*Recorded data*.
>>>
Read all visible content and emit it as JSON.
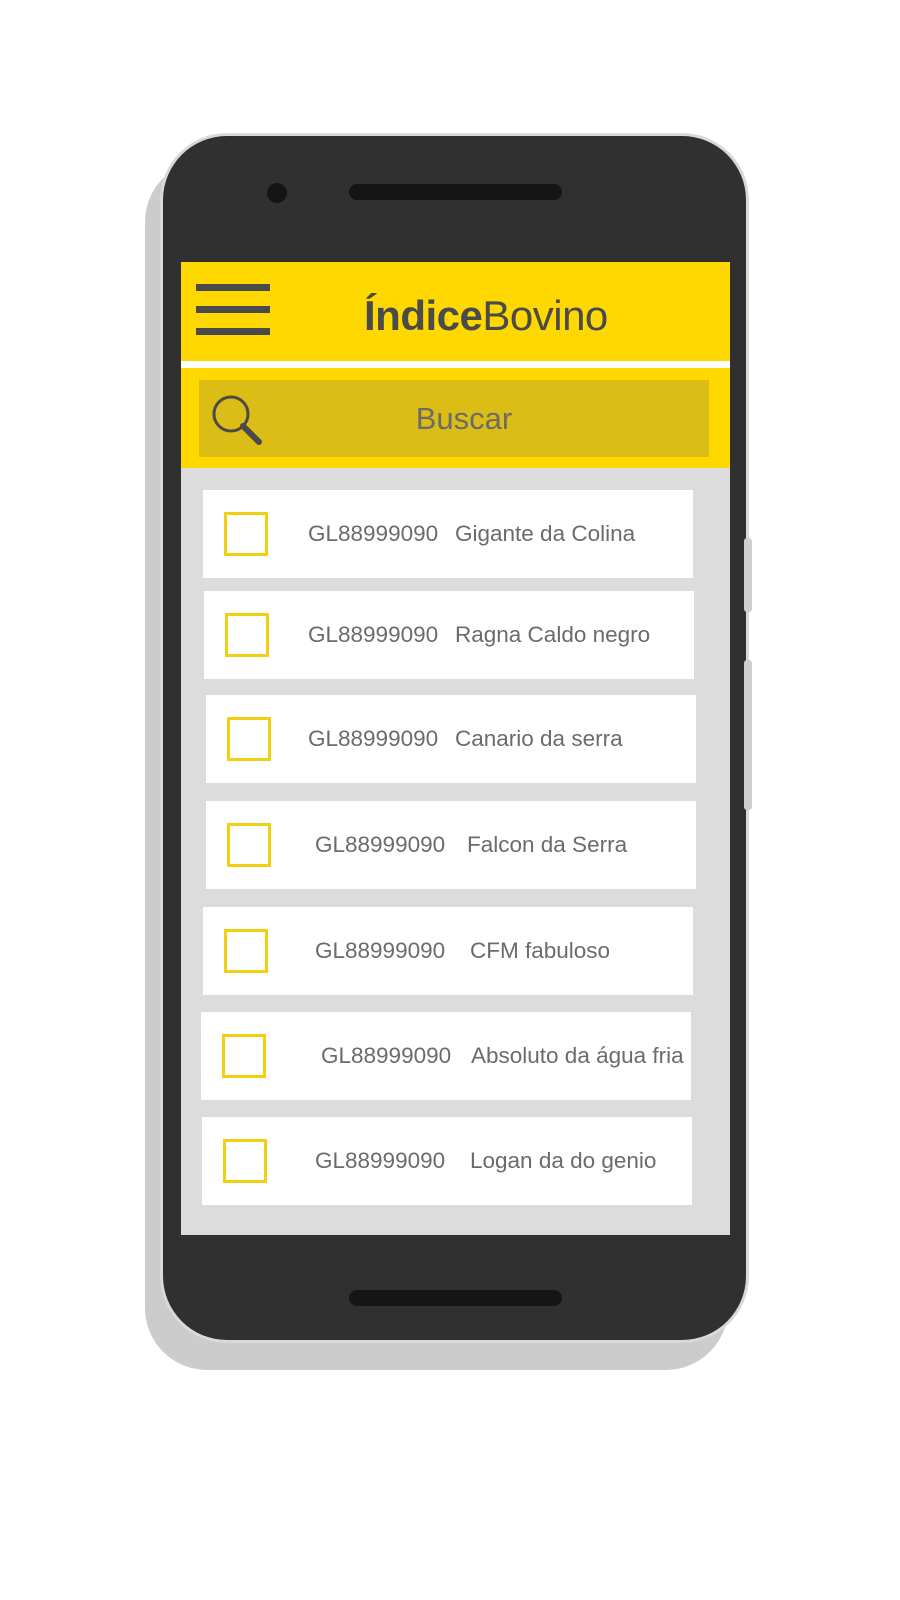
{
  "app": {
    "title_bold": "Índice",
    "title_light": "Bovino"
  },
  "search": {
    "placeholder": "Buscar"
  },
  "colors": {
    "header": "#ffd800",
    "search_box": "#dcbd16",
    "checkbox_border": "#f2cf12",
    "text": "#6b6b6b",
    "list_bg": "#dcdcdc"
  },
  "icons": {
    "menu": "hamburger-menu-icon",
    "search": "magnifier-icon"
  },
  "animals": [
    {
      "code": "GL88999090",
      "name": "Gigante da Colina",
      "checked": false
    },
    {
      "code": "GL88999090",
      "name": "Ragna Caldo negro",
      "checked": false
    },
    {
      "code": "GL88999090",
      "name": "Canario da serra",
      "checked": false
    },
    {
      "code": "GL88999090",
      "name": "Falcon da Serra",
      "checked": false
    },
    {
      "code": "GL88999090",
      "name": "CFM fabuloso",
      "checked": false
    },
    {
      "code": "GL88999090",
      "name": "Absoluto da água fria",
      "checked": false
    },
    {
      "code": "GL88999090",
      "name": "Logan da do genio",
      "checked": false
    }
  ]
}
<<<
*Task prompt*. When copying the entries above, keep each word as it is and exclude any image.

*Solution to the exercise*.
Read all visible content and emit it as JSON.
{
  "app": {
    "title_bold": "Índice",
    "title_light": "Bovino"
  },
  "search": {
    "placeholder": "Buscar"
  },
  "colors": {
    "header": "#ffd800",
    "search_box": "#dcbd16",
    "checkbox_border": "#f2cf12",
    "text": "#6b6b6b",
    "list_bg": "#dcdcdc"
  },
  "icons": {
    "menu": "hamburger-menu-icon",
    "search": "magnifier-icon"
  },
  "animals": [
    {
      "code": "GL88999090",
      "name": "Gigante da Colina",
      "checked": false
    },
    {
      "code": "GL88999090",
      "name": "Ragna Caldo negro",
      "checked": false
    },
    {
      "code": "GL88999090",
      "name": "Canario da serra",
      "checked": false
    },
    {
      "code": "GL88999090",
      "name": "Falcon da Serra",
      "checked": false
    },
    {
      "code": "GL88999090",
      "name": "CFM fabuloso",
      "checked": false
    },
    {
      "code": "GL88999090",
      "name": "Absoluto da água fria",
      "checked": false
    },
    {
      "code": "GL88999090",
      "name": "Logan da do genio",
      "checked": false
    }
  ]
}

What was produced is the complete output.